** Opening Supplied information block **

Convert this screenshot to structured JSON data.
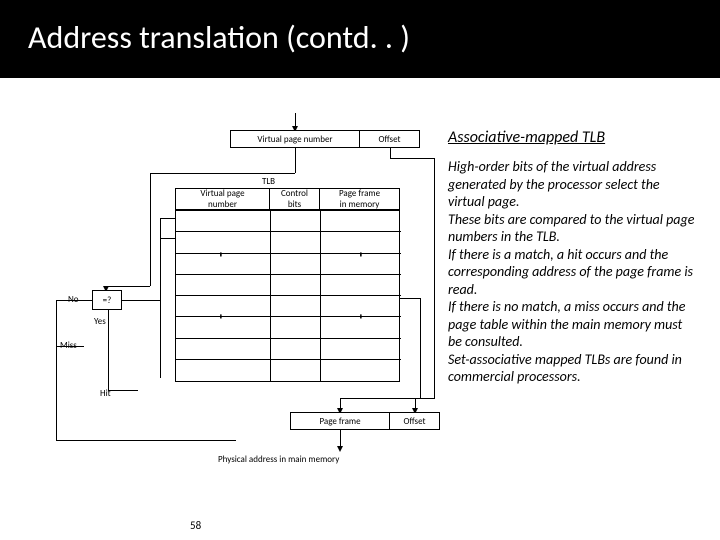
{
  "title": "Address translation (contd. . )",
  "top_va": {
    "vpn": "Virtual page number",
    "offset": "Offset"
  },
  "tlb": {
    "label": "TLB",
    "headers": {
      "vpn": "Virtual page\nnumber",
      "ctrl": "Control\nbits",
      "pf": "Page frame\nin memory"
    },
    "vdots": ". . ."
  },
  "compare": {
    "eq": "=?",
    "no": "No",
    "yes": "Yes",
    "miss": "Miss",
    "hit": "Hit"
  },
  "bottom": {
    "pf": "Page frame",
    "offset": "Offset",
    "phys": "Physical address in main memory"
  },
  "right": {
    "heading": "Associative-mapped TLB",
    "body": "High-order bits of the virtual address generated by the processor select the virtual page.\nThese bits are compared to the virtual page numbers in the TLB.\nIf there is a match, a hit occurs and the corresponding address of the page frame is read.\nIf there is no match, a miss occurs and the page table within the main memory must be consulted.\nSet-associative mapped TLBs are found in commercial processors."
  },
  "page_number": "58"
}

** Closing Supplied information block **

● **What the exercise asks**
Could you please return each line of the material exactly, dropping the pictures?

● **Response to the task**
Convert this screenshot to structured JSON data.
{
  "title": "Address translation (contd. . )",
  "top_va": {
    "vpn": "Virtual page number",
    "offset": "Offset"
  },
  "tlb": {
    "label": "TLB",
    "headers": {
      "vpn": "Virtual page\nnumber",
      "ctrl": "Control\nbits",
      "pf": "Page frame\nin memory"
    },
    "vdots": ". . ."
  },
  "compare": {
    "eq": "=?",
    "no": "No",
    "yes": "Yes",
    "miss": "Miss",
    "hit": "Hit"
  },
  "bottom": {
    "pf": "Page frame",
    "offset": "Offset",
    "phys": "Physical address in main memory"
  },
  "right": {
    "heading": "Associative-mapped TLB",
    "body": "High-order bits of the virtual address generated by the processor select the virtual page.\nThese bits are compared to the virtual page numbers in the TLB.\nIf there is a match, a hit occurs and the corresponding address of the page frame is read.\nIf there is no match, a miss occurs and the page table within the main memory must be consulted.\nSet-associative mapped TLBs are found in commercial processors."
  },
  "page_number": "58"
}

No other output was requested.